■ **What is being asked**
Find the count of lines in the material below that include the word "Parts". State nothing but that number.

■ **Supplied records**
———
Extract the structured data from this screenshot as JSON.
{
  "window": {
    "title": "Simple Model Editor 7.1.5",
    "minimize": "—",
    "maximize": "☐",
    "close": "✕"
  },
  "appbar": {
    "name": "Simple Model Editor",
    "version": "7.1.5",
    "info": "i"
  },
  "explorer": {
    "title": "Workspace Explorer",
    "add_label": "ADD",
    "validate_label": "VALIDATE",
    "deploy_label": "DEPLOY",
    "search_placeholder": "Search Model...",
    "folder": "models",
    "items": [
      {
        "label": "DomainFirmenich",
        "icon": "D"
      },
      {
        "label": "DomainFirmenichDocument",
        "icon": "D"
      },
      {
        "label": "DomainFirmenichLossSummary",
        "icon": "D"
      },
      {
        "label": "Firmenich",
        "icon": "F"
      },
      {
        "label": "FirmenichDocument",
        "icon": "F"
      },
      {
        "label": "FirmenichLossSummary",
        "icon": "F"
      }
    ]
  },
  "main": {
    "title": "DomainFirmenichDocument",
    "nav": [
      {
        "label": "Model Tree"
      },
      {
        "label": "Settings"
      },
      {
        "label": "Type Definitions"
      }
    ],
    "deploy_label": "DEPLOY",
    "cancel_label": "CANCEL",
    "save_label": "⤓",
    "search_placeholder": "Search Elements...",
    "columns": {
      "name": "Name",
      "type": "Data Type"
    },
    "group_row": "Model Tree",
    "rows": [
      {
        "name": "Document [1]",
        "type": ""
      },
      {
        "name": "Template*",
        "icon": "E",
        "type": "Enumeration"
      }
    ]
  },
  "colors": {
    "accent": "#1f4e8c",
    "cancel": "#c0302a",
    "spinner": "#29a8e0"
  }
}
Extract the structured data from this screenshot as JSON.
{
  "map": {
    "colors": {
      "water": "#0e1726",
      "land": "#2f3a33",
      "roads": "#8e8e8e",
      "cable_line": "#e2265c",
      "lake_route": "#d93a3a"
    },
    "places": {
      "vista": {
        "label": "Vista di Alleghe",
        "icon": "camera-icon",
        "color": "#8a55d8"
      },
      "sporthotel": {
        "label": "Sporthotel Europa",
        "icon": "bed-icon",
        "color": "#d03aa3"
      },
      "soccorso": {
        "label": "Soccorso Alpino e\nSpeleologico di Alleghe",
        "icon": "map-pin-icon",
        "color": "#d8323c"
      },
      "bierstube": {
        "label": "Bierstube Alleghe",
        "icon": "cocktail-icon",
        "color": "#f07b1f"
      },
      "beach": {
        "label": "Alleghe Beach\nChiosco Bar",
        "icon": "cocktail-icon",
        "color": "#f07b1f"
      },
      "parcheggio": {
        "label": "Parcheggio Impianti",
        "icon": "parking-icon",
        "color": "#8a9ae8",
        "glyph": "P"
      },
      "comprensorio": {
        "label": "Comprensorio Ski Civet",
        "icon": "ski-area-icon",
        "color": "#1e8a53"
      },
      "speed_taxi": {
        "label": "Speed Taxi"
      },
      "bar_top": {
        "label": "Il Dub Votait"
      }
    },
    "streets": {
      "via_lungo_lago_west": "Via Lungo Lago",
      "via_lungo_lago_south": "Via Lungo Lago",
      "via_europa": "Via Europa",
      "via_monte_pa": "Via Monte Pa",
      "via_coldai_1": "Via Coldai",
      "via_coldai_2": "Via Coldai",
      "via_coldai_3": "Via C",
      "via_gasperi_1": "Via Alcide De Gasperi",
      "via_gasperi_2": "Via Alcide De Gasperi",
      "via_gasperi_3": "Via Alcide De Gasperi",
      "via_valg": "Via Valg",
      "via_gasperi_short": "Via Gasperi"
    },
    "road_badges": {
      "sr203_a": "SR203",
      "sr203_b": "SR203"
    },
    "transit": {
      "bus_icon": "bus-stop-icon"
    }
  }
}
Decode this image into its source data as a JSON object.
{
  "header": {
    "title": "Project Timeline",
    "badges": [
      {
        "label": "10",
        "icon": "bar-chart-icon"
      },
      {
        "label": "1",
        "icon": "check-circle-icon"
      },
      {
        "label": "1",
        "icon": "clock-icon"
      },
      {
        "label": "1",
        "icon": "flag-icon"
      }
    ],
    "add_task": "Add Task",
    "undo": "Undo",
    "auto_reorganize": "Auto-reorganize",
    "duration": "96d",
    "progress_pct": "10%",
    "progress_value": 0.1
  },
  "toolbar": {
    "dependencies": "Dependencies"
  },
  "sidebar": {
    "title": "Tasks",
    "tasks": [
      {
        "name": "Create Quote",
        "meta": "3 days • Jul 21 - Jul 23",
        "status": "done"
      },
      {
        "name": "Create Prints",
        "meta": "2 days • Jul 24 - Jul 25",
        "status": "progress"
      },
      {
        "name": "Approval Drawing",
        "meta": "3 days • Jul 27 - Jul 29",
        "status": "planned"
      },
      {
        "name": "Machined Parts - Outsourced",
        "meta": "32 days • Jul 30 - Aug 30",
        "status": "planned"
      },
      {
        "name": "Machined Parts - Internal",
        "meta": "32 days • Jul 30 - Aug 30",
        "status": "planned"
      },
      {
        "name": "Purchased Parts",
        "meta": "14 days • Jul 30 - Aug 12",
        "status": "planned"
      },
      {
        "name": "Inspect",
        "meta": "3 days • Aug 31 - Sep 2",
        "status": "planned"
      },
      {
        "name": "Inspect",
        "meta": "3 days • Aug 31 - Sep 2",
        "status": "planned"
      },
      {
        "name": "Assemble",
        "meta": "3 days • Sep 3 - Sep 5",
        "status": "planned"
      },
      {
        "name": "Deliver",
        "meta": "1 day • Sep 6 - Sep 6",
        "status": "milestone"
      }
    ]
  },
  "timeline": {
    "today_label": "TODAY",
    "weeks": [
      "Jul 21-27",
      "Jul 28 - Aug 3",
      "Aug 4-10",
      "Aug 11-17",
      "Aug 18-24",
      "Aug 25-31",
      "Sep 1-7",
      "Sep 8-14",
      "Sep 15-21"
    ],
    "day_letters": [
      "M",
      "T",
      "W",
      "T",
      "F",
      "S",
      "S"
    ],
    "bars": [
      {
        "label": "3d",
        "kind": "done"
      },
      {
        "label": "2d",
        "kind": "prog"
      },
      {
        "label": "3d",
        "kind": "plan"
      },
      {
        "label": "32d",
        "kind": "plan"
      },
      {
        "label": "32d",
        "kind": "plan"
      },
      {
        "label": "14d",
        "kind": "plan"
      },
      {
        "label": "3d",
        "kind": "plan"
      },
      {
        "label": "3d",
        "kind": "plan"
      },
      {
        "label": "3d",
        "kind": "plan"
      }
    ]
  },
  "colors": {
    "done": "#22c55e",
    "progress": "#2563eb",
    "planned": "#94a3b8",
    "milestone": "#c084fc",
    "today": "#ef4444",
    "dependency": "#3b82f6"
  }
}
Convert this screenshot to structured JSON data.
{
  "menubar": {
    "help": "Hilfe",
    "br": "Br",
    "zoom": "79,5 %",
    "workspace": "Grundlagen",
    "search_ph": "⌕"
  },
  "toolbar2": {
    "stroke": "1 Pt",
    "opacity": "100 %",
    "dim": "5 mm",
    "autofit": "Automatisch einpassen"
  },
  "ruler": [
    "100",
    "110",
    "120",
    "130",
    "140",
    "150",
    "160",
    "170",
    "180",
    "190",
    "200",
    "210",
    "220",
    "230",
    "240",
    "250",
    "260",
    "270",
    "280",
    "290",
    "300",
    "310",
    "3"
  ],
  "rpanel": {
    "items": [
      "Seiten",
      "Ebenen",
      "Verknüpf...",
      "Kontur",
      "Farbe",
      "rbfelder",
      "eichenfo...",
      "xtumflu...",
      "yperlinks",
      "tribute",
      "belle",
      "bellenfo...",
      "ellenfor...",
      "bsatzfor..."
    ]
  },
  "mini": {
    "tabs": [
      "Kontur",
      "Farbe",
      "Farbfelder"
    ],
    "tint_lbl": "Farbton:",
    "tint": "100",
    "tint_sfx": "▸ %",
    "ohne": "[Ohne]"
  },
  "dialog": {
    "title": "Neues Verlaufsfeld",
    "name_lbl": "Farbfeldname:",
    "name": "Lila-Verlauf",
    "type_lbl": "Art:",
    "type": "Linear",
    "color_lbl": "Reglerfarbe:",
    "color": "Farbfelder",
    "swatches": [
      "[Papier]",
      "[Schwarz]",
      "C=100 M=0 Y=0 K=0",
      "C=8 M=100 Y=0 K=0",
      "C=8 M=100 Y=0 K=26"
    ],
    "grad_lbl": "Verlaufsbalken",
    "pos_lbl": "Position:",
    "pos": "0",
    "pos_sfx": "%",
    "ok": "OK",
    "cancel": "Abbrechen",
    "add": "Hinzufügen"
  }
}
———
■ **Written response**
3